Gastro on the high-seas – Cruise and norovirus travel insurance
Noroviruses are the most common causes of gastro outbreaks on cruise ships. Every year there are headlines relating to cruise ships being quarantined or delayed due to an outbreak of gastro.
Most norovirus-associated gastroenteritis outbreaks occur in areas where people live, play or work in confined spaces such as a cruise ship.
While gastroenteritis outbreaks on cruise ships are most commonly spread by person-to-person contact, gastro can also be transmitted by coming in contact with a contaminated surface or ingesting contaminated food or water.
This guide looks at norovirus, its presence on cruise ships, the importance of cruise travel insurance and other helpful tips.
Explorer of the Seas December, 2015
An outbreak of gastro on a cruise ship has affected more than 180 passengers and staff members. The Explorer of the Seas, which is operated by Royal Caribbean, docked in Sydney on Wednesday 15 December 2015 with 182 affected passengers and crew.
This is the fourth norovirus outbreak on the Explorer of the Seas vessel in the last decade and the 20th aboard a Royal Caribbean cruise ship, according to the CDC.
The ship left Sydney on the Wednesday evening after undergoing “enhanced cleaning” … whatever that means. According to a 2015 Griffith University report, infections can reoccur on successive cruises, with susceptible passengers boarding at different ports along the journey.
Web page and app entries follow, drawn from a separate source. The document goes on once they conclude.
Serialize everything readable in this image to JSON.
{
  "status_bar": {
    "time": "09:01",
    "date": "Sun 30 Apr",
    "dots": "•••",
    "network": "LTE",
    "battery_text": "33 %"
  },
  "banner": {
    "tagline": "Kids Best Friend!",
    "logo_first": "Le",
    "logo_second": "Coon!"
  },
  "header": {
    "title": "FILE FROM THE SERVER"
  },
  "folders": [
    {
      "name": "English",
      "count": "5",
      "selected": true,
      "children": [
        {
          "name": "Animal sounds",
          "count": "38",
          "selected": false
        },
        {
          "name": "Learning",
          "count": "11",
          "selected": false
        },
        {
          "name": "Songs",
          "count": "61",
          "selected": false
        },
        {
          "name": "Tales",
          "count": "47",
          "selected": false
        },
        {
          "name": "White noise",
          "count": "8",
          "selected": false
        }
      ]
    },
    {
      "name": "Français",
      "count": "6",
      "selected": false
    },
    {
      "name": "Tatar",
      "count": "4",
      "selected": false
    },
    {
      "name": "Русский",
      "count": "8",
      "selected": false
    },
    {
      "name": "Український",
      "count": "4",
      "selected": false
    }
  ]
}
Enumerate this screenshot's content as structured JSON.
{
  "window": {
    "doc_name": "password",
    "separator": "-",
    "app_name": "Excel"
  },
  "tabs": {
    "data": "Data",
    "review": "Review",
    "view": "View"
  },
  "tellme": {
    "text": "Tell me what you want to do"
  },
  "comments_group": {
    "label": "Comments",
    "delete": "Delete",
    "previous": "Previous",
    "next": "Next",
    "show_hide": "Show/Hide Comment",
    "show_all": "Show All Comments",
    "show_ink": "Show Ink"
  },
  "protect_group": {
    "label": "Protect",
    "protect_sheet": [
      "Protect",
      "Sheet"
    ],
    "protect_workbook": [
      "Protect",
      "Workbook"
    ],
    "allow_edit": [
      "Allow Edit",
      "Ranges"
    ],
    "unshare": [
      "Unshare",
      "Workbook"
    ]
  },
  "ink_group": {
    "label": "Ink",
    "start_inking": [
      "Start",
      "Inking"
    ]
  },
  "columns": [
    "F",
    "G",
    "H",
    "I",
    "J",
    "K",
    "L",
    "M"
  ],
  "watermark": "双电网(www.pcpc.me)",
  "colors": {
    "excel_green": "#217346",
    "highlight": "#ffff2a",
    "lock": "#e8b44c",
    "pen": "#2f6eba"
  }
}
This means that rather than the infection running its course during one cruise, the outbreak may be present over several cruises.
What is the norovirus?
Noroviruses are a group of viruses that can affect the stomach and intestines. Once contracted, these viruses leave the those infected with gastroenteritis, which is an inflammation of the stomach and the large intestines.
Symptoms of norovirus?
Symptoms are often flu-like and include abdominal cramps, diarrhoea, fever, nausea and vomiting.
How common is gastro?
An OzFoodNet study found that roughly 17.2 million are affected by gastro each year. Between 2000-2008 there were 2,923 norovirus outbreaks affecting 86,570 people during this nine-year period. The most recent outbreak on the Explorer of the Seas marks 11th incident in the last 12 months on a cruise ship.
Will cruise travel insurance cover Norovirus?
Medical expenses are one of the most common types of claims for any insurer. While gastro may not be life threatening, it is uncomfortable. And adding insult to injury (or infection in this case), not having travel insurance can making having gastro while you’re on holiday expensive.
In 2013, medical claims accounted for 37% of all claims handled by InsureandGo and you guessed it, gastroenteritis was the most common medical condition.
What are the benefits of getting cruise cover?
If you’re going on a cruise, it’s a good idea to get a travel insurance policy that is specifically designed for cruising. Not all policies cover cruise travel, so make sure you’ve checked the policy disclosure statement (PDS). And while many travel insurance policies will cover you for cruises, they do not provide cover for a lot of cruise specific risks:
- Medical expenses. You should make sure you find a policy that will cover you for unlimited expenses should you need to see the ship physician.
- Cabin confinement. If you’re struck down with gastro and are confined to your cabin, you’ll receive a benefit for each day you spend in your cabin.
- At sea evacuation. If you should require emergency medical evacuation, it’s important to have a policy that will cover the expenses of getting you back to shore, and if need be back to Australia.
- Pre-paid excursions. If you or your travelling companion become sick with the norovirus and you’re unable to make a pre-paid activity, you’ll be covered for your financial losses.
- Missed shore visit. Similarly, if the timetable of you cruise changes and you miss a trip ashore, you’ll be compensated.
Aren’t I already covered by my health insurance?
Unfortunately, no. You are not covered by Medicare or private health insurance for medical events that occur at sea. Most insurance providers recommend you purchase an international policy (even if travelling between domestic ports) to ensure you are covered for emergency medical expenses and repatriation.
What should I do if I’m sick?
If you become ill with gastro while you’re away and you think that it may affect your travel plans or result in a claim, you should:
- Contact your insurer
- Ask if they can locate a local medical facility or arrange your transport if need be
- Find out if the will reimburse you for your medical costs or pay the medical facility directly
- Ask what information and record you need to obtain